- WORK REQUEST
Images aside, return all the entries exactly.

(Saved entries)

┄┄┄┄┄┄┄┄┄┄┄┄┄┄┄┄┄┄┄┄

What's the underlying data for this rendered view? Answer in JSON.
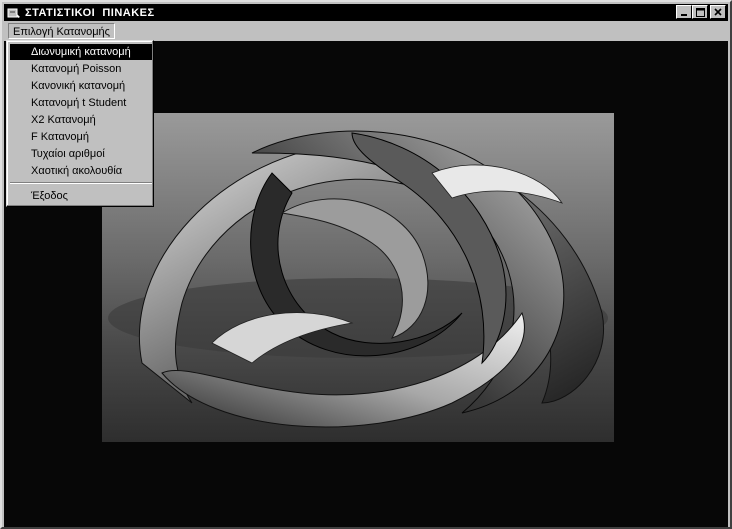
{
  "window": {
    "title": "ΣΤΑΤΙΣΤΙΚΟΙ  ΠΙΝΑΚΕΣ"
  },
  "menubar": {
    "menu_label": "Επιλογή Κατανομής"
  },
  "menu": {
    "items": [
      {
        "label": "Διωνυμική κατανομή",
        "selected": true
      },
      {
        "label": "Κατανομή Poisson"
      },
      {
        "label": "Κανονική κατανομή"
      },
      {
        "label": "Κατανομή t Student"
      },
      {
        "label": "X2 Κατανομή"
      },
      {
        "label": "F Κατανομή"
      },
      {
        "label": "Τυχαίοι αριθμοί"
      },
      {
        "label": "Χαοτική ακολουθία"
      }
    ],
    "exit_label": "Έξοδος"
  },
  "colors": {
    "titlebar": "#000000",
    "face": "#c0c0c0",
    "client": "#070707",
    "highlight": "#000000"
  }
}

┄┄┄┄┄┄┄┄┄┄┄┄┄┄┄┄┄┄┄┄

- RESULT BELOW
What's the underlying data for this rendered view? Answer in JSON.
{
  "window": {
    "title": "ΣΤΑΤΙΣΤΙΚΟΙ  ΠΙΝΑΚΕΣ"
  },
  "menubar": {
    "menu_label": "Επιλογή Κατανομής"
  },
  "menu": {
    "items": [
      {
        "label": "Διωνυμική κατανομή",
        "selected": true
      },
      {
        "label": "Κατανομή Poisson"
      },
      {
        "label": "Κανονική κατανομή"
      },
      {
        "label": "Κατανομή t Student"
      },
      {
        "label": "X2 Κατανομή"
      },
      {
        "label": "F Κατανομή"
      },
      {
        "label": "Τυχαίοι αριθμοί"
      },
      {
        "label": "Χαοτική ακολουθία"
      }
    ],
    "exit_label": "Έξοδος"
  },
  "colors": {
    "titlebar": "#000000",
    "face": "#c0c0c0",
    "client": "#070707",
    "highlight": "#000000"
  }
}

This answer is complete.